__How to complete this task__
Go line by line through the entries below and copy those containing the string "banner".

__Excerpts from an interface dataset__

━━━

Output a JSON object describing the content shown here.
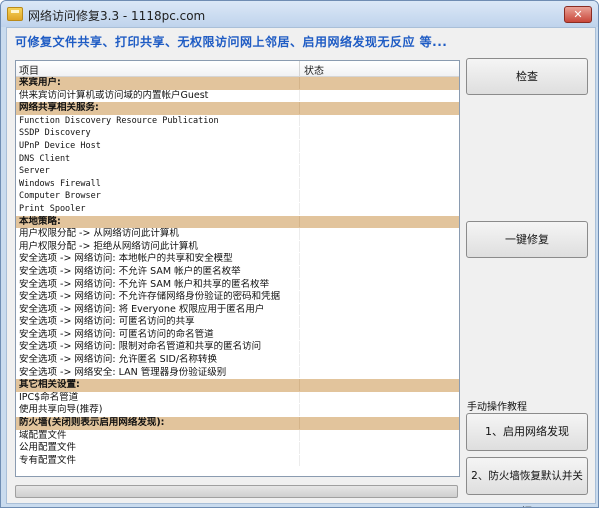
{
  "window": {
    "title": "网络访问修复3.3 - 1118pc.com",
    "close_label": "✕"
  },
  "banner": "可修复文件共享、打印共享、无权限访问网上邻居、启用网络发现无反应  等...",
  "list": {
    "columns": [
      "项目",
      "状态"
    ],
    "rows": [
      {
        "text": "来宾用户:",
        "section": true
      },
      {
        "text": "供来宾访问计算机或访问域的内置帐户Guest",
        "section": false
      },
      {
        "text": "网络共享相关服务:",
        "section": true
      },
      {
        "text": "Function Discovery Resource Publication",
        "section": false,
        "mono": true
      },
      {
        "text": "SSDP Discovery",
        "section": false,
        "mono": true
      },
      {
        "text": "UPnP Device Host",
        "section": false,
        "mono": true
      },
      {
        "text": "DNS Client",
        "section": false,
        "mono": true
      },
      {
        "text": "Server",
        "section": false,
        "mono": true
      },
      {
        "text": "Windows Firewall",
        "section": false,
        "mono": true
      },
      {
        "text": "Computer Browser",
        "section": false,
        "mono": true
      },
      {
        "text": "Print Spooler",
        "section": false,
        "mono": true
      },
      {
        "text": "本地策略:",
        "section": true
      },
      {
        "text": "用户权限分配 -> 从网络访问此计算机",
        "section": false
      },
      {
        "text": "用户权限分配 -> 拒绝从网络访问此计算机",
        "section": false
      },
      {
        "text": "安全选项 -> 网络访问: 本地帐户的共享和安全模型",
        "section": false
      },
      {
        "text": "安全选项 -> 网络访问: 不允许 SAM 帐户的匿名枚举",
        "section": false
      },
      {
        "text": "安全选项 -> 网络访问: 不允许 SAM 帐户和共享的匿名枚举",
        "section": false
      },
      {
        "text": "安全选项 -> 网络访问: 不允许存储网络身份验证的密码和凭据",
        "section": false
      },
      {
        "text": "安全选项 -> 网络访问: 将 Everyone 权限应用于匿名用户",
        "section": false
      },
      {
        "text": "安全选项 -> 网络访问: 可匿名访问的共享",
        "section": false
      },
      {
        "text": "安全选项 -> 网络访问: 可匿名访问的命名管道",
        "section": false
      },
      {
        "text": "安全选项 -> 网络访问: 限制对命名管道和共享的匿名访问",
        "section": false
      },
      {
        "text": "安全选项 -> 网络访问: 允许匿名 SID/名称转换",
        "section": false
      },
      {
        "text": "安全选项 -> 网络安全: LAN 管理器身份验证级别",
        "section": false
      },
      {
        "text": "其它相关设置:",
        "section": true
      },
      {
        "text": "IPC$命名管道",
        "section": false
      },
      {
        "text": "使用共享向导(推荐)",
        "section": false
      },
      {
        "text": "防火墙(关闭则表示启用网络发现):",
        "section": true
      },
      {
        "text": "域配置文件",
        "section": false
      },
      {
        "text": "公用配置文件",
        "section": false
      },
      {
        "text": "专有配置文件",
        "section": false
      }
    ]
  },
  "buttons": {
    "check": "检查",
    "fix": "一键修复",
    "manual_label": "手动操作教程",
    "enable_discovery": "1、启用网络发现",
    "firewall_restore": "2、防火墙恢复默认并关闭"
  },
  "progress": {
    "value": 0
  },
  "colors": {
    "banner": "#1f5cc4",
    "section_bg": "#e2c49c",
    "titlebar": "#c9dbee"
  }
}
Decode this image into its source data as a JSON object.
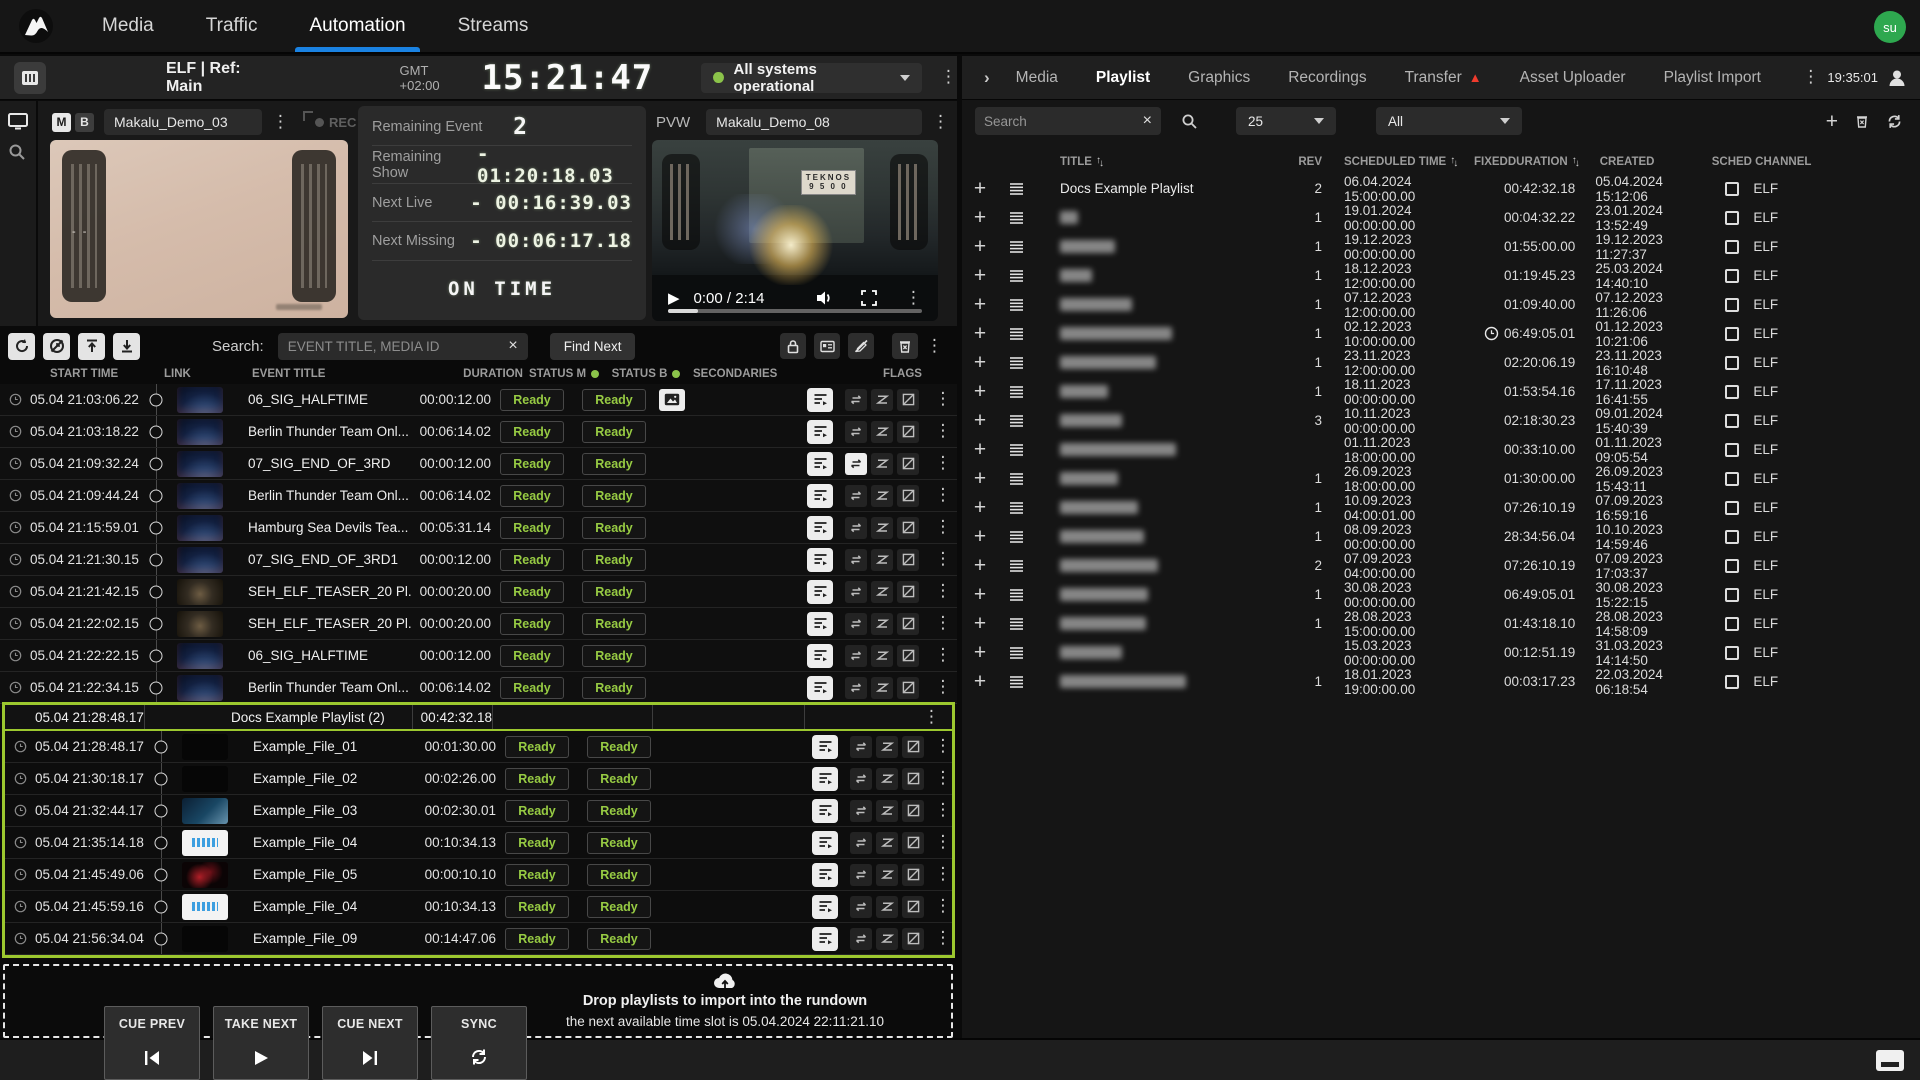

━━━

__Answer for this exercise__
  "banner": "可修复文件共享、打印共享、无权限访问网上邻居、启用网络发现无反应  等...",
    "banner": "#1f5cc4",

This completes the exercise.